Keri Leigh Merritt works as a historian and writer in Atlanta, Georgia. She earned her B.A. from Emory University and her M.A. and Ph.D. from the University of Georgia. Her first book, Masterless Men: Poor Whites and Slavery in the Antebellum South (Cambridge University Press, 2017). It won both the Bennett Wall Award from the Southern Historical Association, honoring the best book in Southern economic or business history published in the previous two years, as well as the President’s Book Award from the Social Science History Association.
Merritt is also co-editor, with Matthew Hild, of Reconsidering Southern Labor History: Race, Class, and Power (University Press of Florida, 2018). She is currently conducting research for two additional book-length projects.
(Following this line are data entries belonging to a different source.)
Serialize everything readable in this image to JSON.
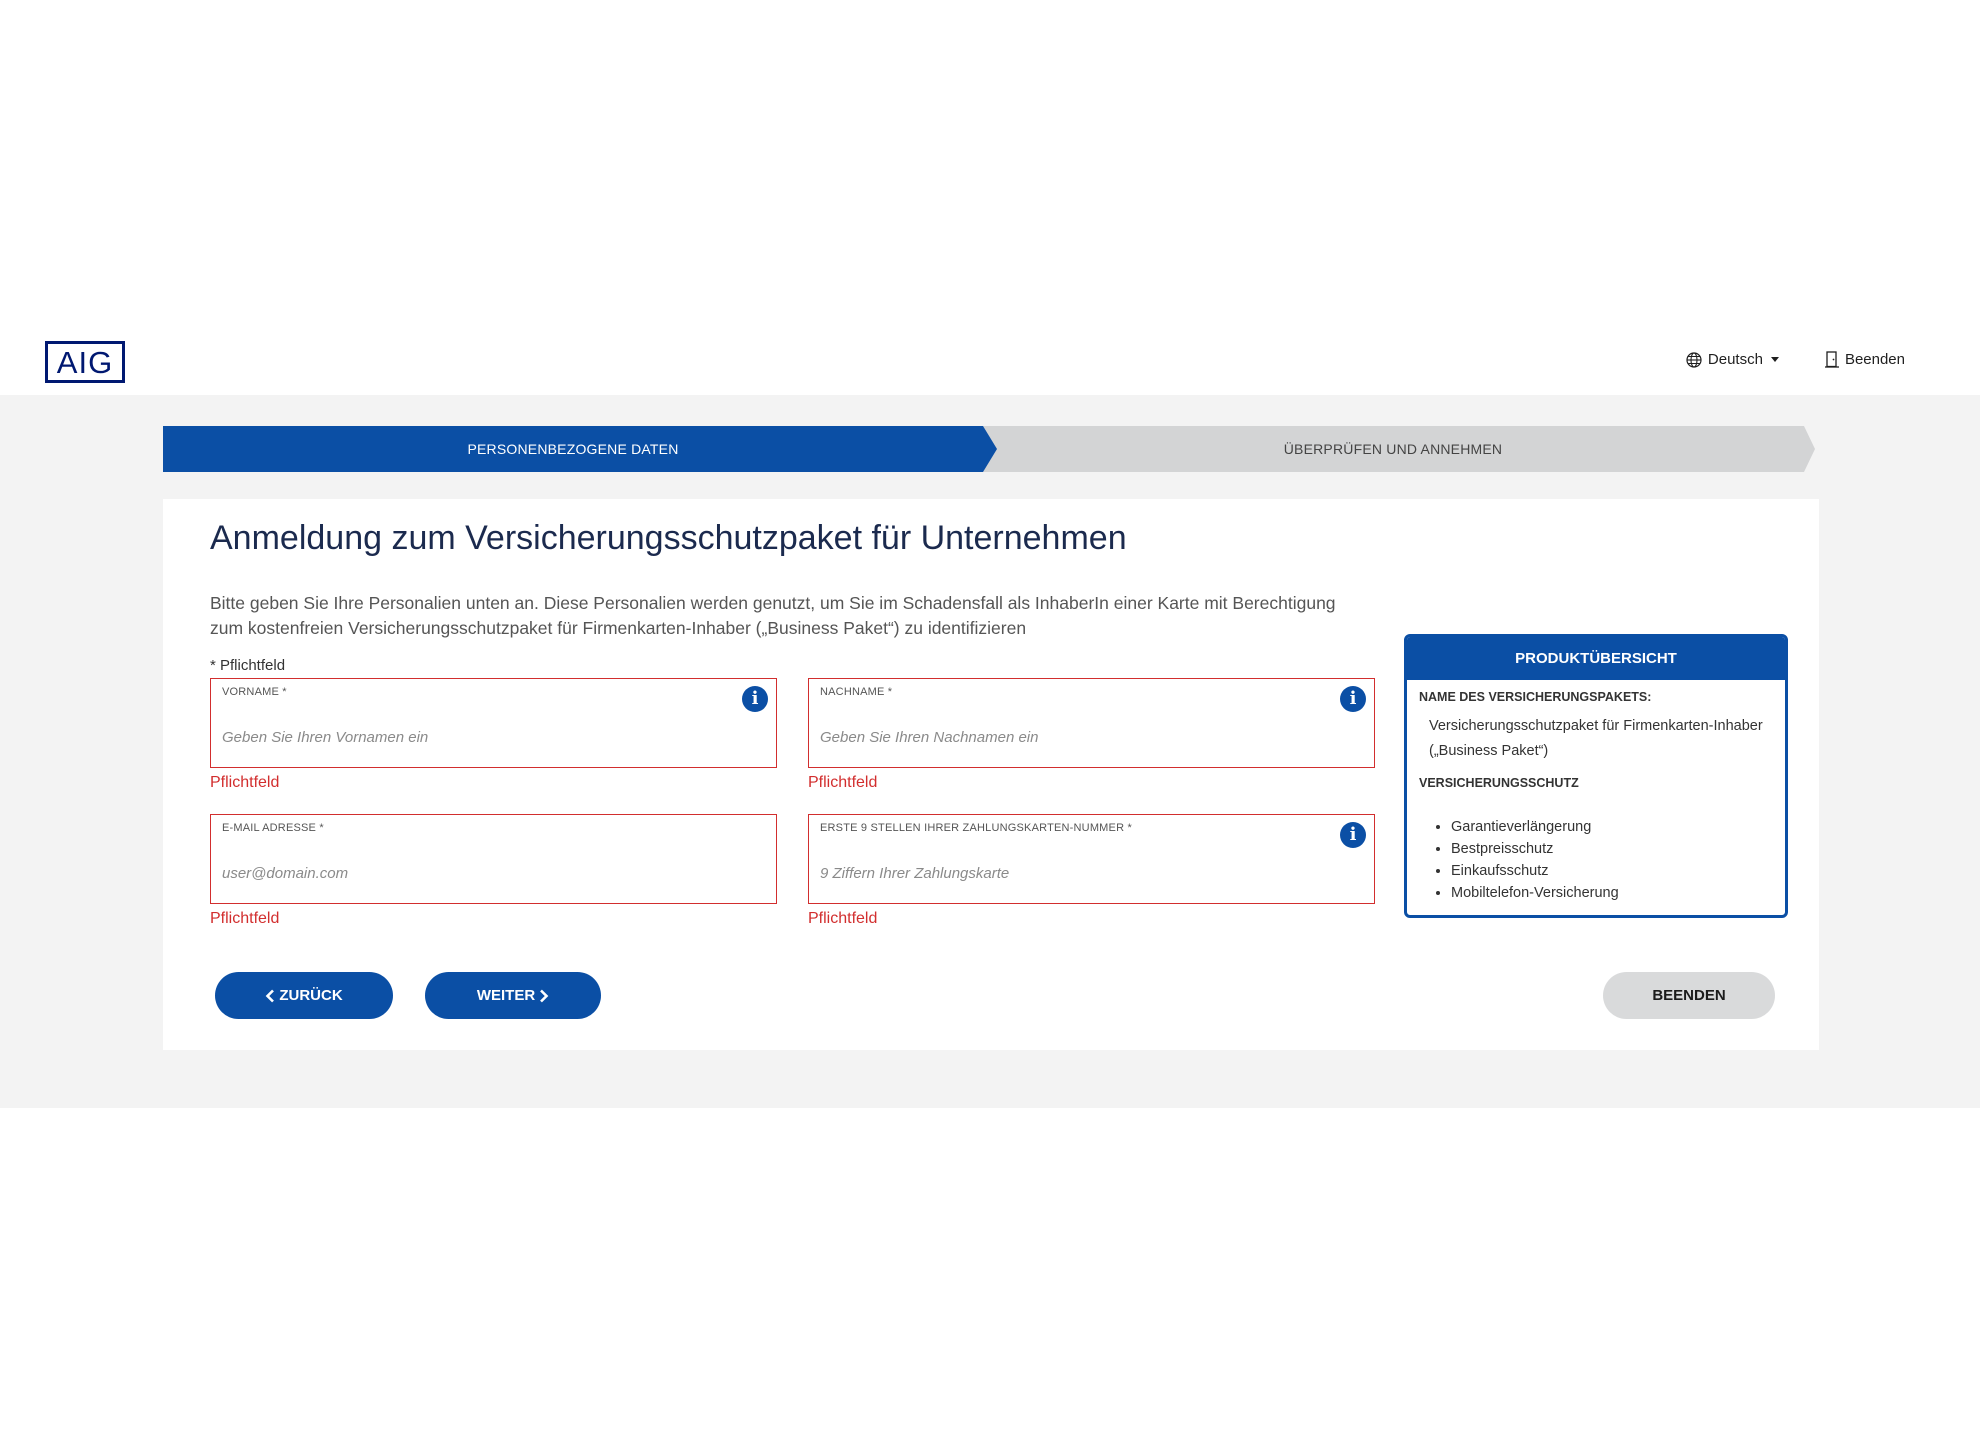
{
  "header": {
    "logo": "AIG",
    "language": "Deutsch",
    "exit": "Beenden"
  },
  "stepper": {
    "step1": "PERSONENBEZOGENE DATEN",
    "step2": "ÜBERPRÜFEN UND ANNEHMEN"
  },
  "form": {
    "title": "Anmeldung zum Versicherungsschutzpaket für Unternehmen",
    "intro": "Bitte geben Sie Ihre Personalien unten an. Diese Personalien werden genutzt, um Sie im Schadensfall als InhaberIn einer Karte mit Berechtigung zum kostenfreien Versicherungsschutzpaket für Firmenkarten-Inhaber („Business Paket“) zu identifizieren",
    "required_note": "* Pflichtfeld",
    "fields": {
      "firstname": {
        "label": "VORNAME *",
        "placeholder": "Geben Sie Ihren Vornamen ein",
        "value": "",
        "error": "Pflichtfeld"
      },
      "lastname": {
        "label": "NACHNAME *",
        "placeholder": "Geben Sie Ihren Nachnamen ein",
        "value": "",
        "error": "Pflichtfeld"
      },
      "email": {
        "label": "E-MAIL ADRESSE *",
        "placeholder": "user@domain.com",
        "value": "",
        "error": "Pflichtfeld"
      },
      "card": {
        "label": "ERSTE 9 STELLEN IHRER ZAHLUNGSKARTEN-NUMMER *",
        "placeholder": "9 Ziffern Ihrer Zahlungskarte",
        "value": "",
        "error": "Pflichtfeld"
      }
    },
    "buttons": {
      "back": "ZURÜCK",
      "next": "WEITER",
      "finish": "BEENDEN"
    }
  },
  "overview": {
    "heading": "PRODUKTÜBERSICHT",
    "package_label": "NAME DES VERSICHERUNGSPAKETS:",
    "package_name": "Versicherungsschutzpaket für Firmenkarten-Inhaber („Business Paket“)",
    "coverage_label": "VERSICHERUNGSSCHUTZ",
    "coverage_items": [
      "Garantieverlängerung",
      "Bestpreisschutz",
      "Einkaufsschutz",
      "Mobiltelefon-Versicherung"
    ]
  },
  "colors": {
    "primary": "#0b4fa5",
    "error": "#d22e2e",
    "brand_navy": "#001871",
    "band": "#f3f3f3"
  }
}
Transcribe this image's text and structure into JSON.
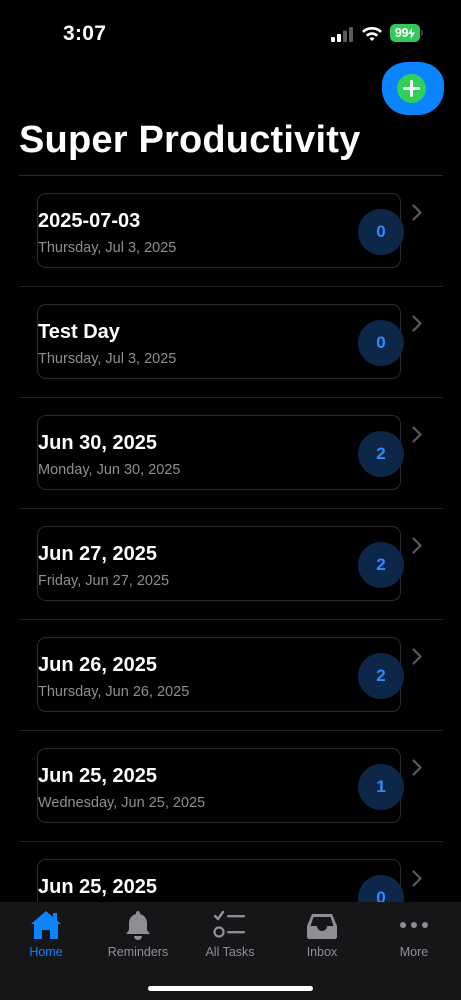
{
  "status_bar": {
    "time": "3:07",
    "battery": "99"
  },
  "header": {
    "title": "Super Productivity"
  },
  "days": [
    {
      "title": "2025-07-03",
      "subtitle": "Thursday, Jul 3, 2025",
      "count": "0"
    },
    {
      "title": "Test Day",
      "subtitle": "Thursday, Jul 3, 2025",
      "count": "0"
    },
    {
      "title": "Jun 30, 2025",
      "subtitle": "Monday, Jun 30, 2025",
      "count": "2"
    },
    {
      "title": "Jun 27, 2025",
      "subtitle": "Friday, Jun 27, 2025",
      "count": "2"
    },
    {
      "title": "Jun 26, 2025",
      "subtitle": "Thursday, Jun 26, 2025",
      "count": "2"
    },
    {
      "title": "Jun 25, 2025",
      "subtitle": "Wednesday, Jun 25, 2025",
      "count": "1"
    },
    {
      "title": "Jun 25, 2025",
      "subtitle": "",
      "count": "0"
    }
  ],
  "tabs": [
    {
      "label": "Home",
      "icon": "house-icon",
      "active": true
    },
    {
      "label": "Reminders",
      "icon": "bell-icon",
      "active": false
    },
    {
      "label": "All Tasks",
      "icon": "checklist-icon",
      "active": false
    },
    {
      "label": "Inbox",
      "icon": "tray-icon",
      "active": false
    },
    {
      "label": "More",
      "icon": "ellipsis-icon",
      "active": false
    }
  ],
  "colors": {
    "accent": "#0a84ff",
    "add": "#30d158",
    "badge_bg": "#0c2748",
    "battery": "#34c759"
  }
}
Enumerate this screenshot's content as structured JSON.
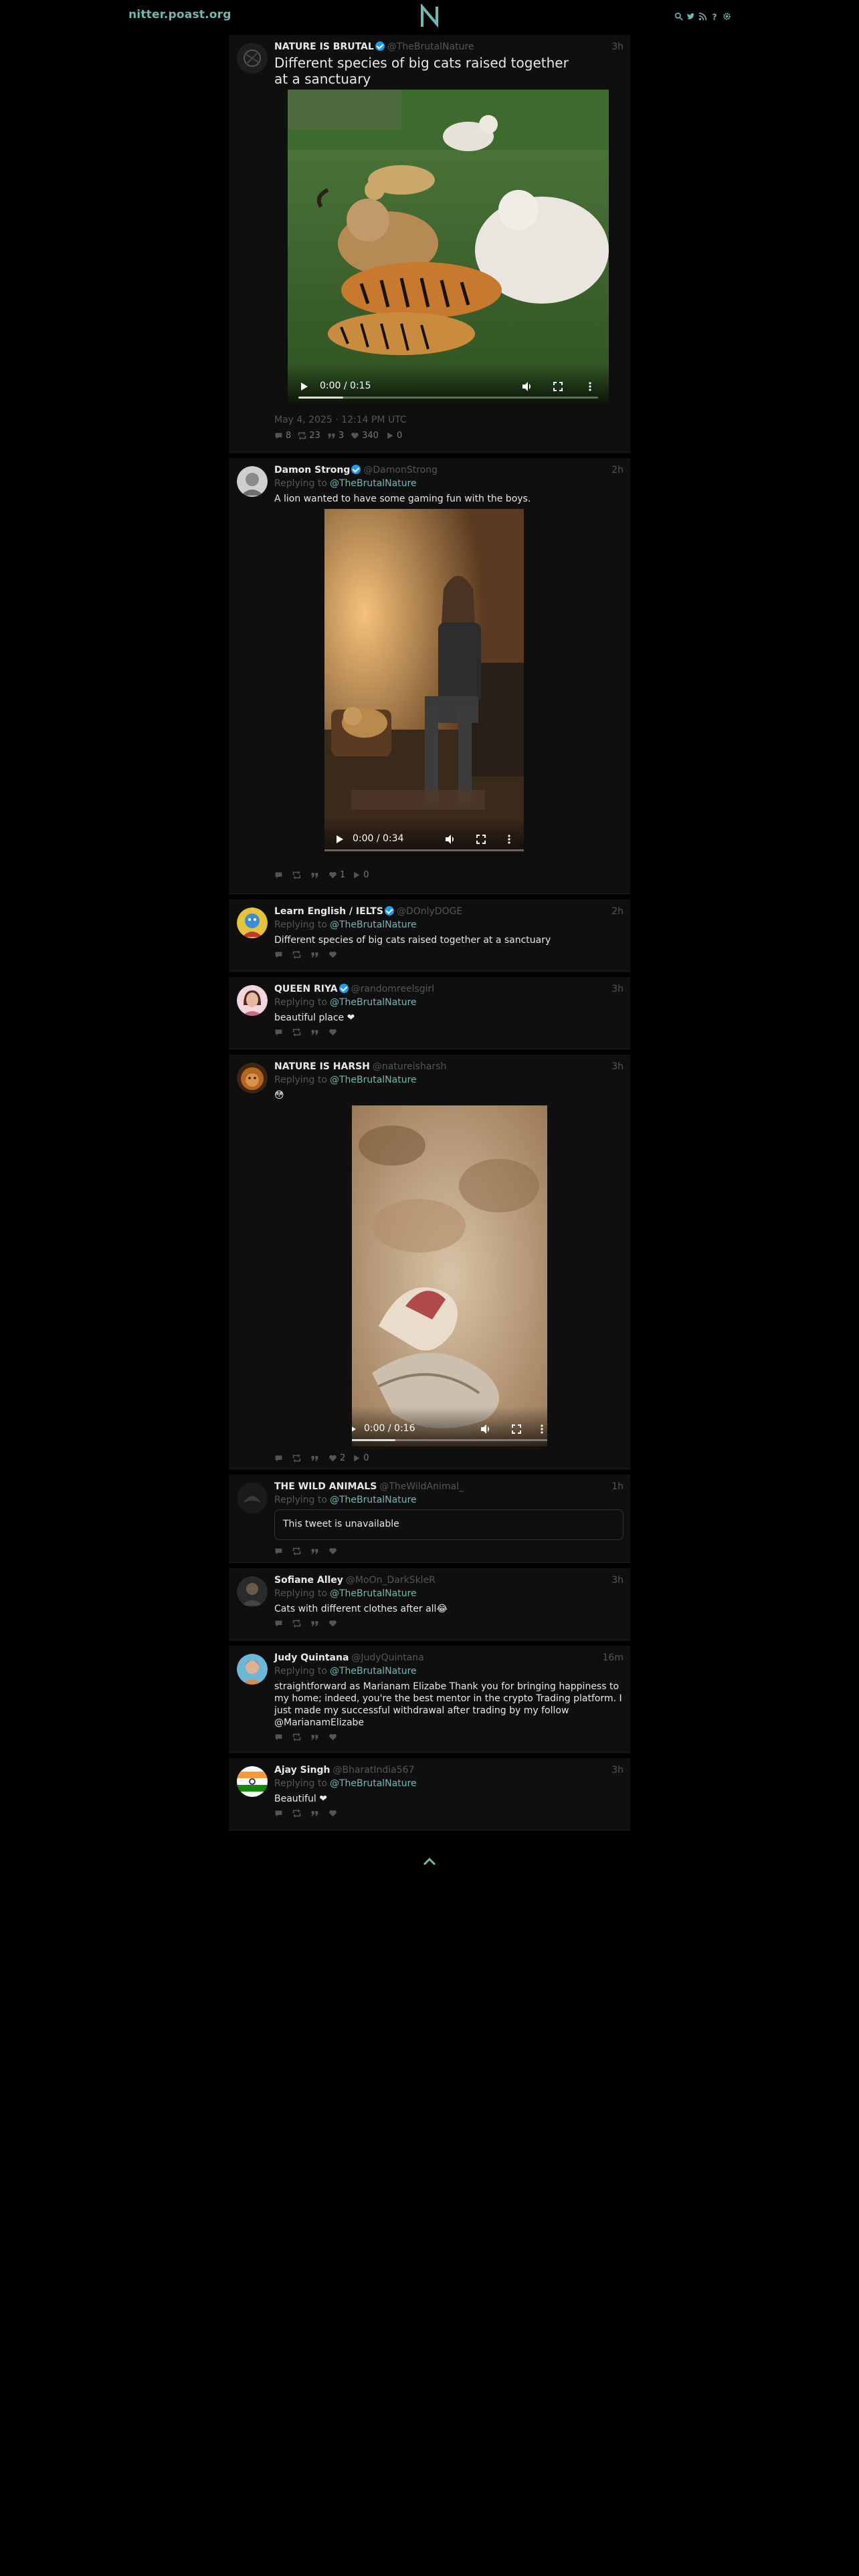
{
  "nav": {
    "site": "nitter.poast.org",
    "icons": [
      "search-icon",
      "twitter-icon",
      "rss-icon",
      "info-icon",
      "settings-icon"
    ]
  },
  "colors": {
    "accent": "#73b7b1",
    "bg": "#000000",
    "panel": "#0f0f0f",
    "muted": "#555555"
  },
  "main_tweet": {
    "fullname": "NATURE IS BRUTAL",
    "verified": true,
    "username": "@TheBrutalNature",
    "date": "3h",
    "text": "Different species of big cats raised together at a sanctuary",
    "video": {
      "time": "0:00 / 0:15",
      "progress": 0.15
    },
    "published": "May 4, 2025 · 12:14 PM UTC",
    "stats": {
      "replies": "8",
      "retweets": "23",
      "quotes": "3",
      "likes": "340",
      "views": "0"
    }
  },
  "replies": [
    {
      "fullname": "Damon Strong",
      "verified": true,
      "username": "@DamonStrong",
      "date": "2h",
      "replying_label": "Replying to",
      "replying_to": "@TheBrutalNature",
      "text": "A lion wanted to have some gaming fun with the boys.",
      "video": {
        "time": "0:00 / 0:34",
        "progress": 0.0
      },
      "stats": {
        "replies": "",
        "retweets": "",
        "quotes": "",
        "likes": "1",
        "views": "0"
      }
    },
    {
      "fullname": "Learn English / IELTS",
      "verified": true,
      "username": "@DOnlyDOGE",
      "date": "2h",
      "replying_label": "Replying to",
      "replying_to": "@TheBrutalNature",
      "text": "Different species of big cats raised together at a sanctuary",
      "stats": {
        "replies": "",
        "retweets": "",
        "quotes": "",
        "likes": ""
      }
    },
    {
      "fullname": "QUEEN RIYA",
      "verified": true,
      "username": "@randomreelsgirl",
      "date": "3h",
      "replying_label": "Replying to",
      "replying_to": "@TheBrutalNature",
      "text": "beautiful place ❤",
      "stats": {
        "replies": "",
        "retweets": "",
        "quotes": "",
        "likes": ""
      }
    },
    {
      "fullname": "NATURE IS HARSH",
      "verified": false,
      "username": "@natureisharsh",
      "date": "3h",
      "replying_label": "Replying to",
      "replying_to": "@TheBrutalNature",
      "text": "😳",
      "video": {
        "time": "0:00 / 0:16",
        "progress": 0.25
      },
      "stats": {
        "replies": "",
        "retweets": "",
        "quotes": "",
        "likes": "2",
        "views": "0"
      }
    },
    {
      "fullname": "THE WILD ANIMALS",
      "verified": false,
      "username": "@TheWildAnimal_",
      "date": "1h",
      "replying_label": "Replying to",
      "replying_to": "@TheBrutalNature",
      "unavailable": "This tweet is unavailable",
      "stats": {
        "replies": "",
        "retweets": "",
        "quotes": "",
        "likes": ""
      }
    },
    {
      "fullname": "Sofiane Alley",
      "verified": false,
      "username": "@MoOn_DarkSkleR",
      "date": "3h",
      "replying_label": "Replying to",
      "replying_to": "@TheBrutalNature",
      "text": "Cats with different clothes after all😂",
      "stats": {
        "replies": "",
        "retweets": "",
        "quotes": "",
        "likes": ""
      }
    },
    {
      "fullname": "Judy Quintana",
      "verified": false,
      "username": "@JudyQuintana",
      "date": "16m",
      "replying_label": "Replying to",
      "replying_to": "@TheBrutalNature",
      "text": "straightforward as Marianam Elizabe Thank you for bringing happiness to my home; indeed, you're the best mentor in the crypto Trading platform. I just made my successful withdrawal after trading by my follow @MarianamElizabe",
      "stats": {
        "replies": "",
        "retweets": "",
        "quotes": "",
        "likes": ""
      }
    },
    {
      "fullname": "Ajay Singh",
      "verified": false,
      "username": "@BharatIndia567",
      "date": "3h",
      "replying_label": "Replying to",
      "replying_to": "@TheBrutalNature",
      "text": "Beautiful ❤",
      "stats": {
        "replies": "",
        "retweets": "",
        "quotes": "",
        "likes": ""
      }
    }
  ]
}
One is on radical black resistance in the still understudied Reconstruction era. The second project examines the changing role of law enforcement in the mid-nineteenth century South. It will ultimately link the rise of professional police forces in the Deep South to the end of slavery. Merritt also writes historical pieces for the public, and has had letters and essays published in Aeon, Bill Moyers, The Bitter Southerner, Salon, The Washington Post, and The New York Times.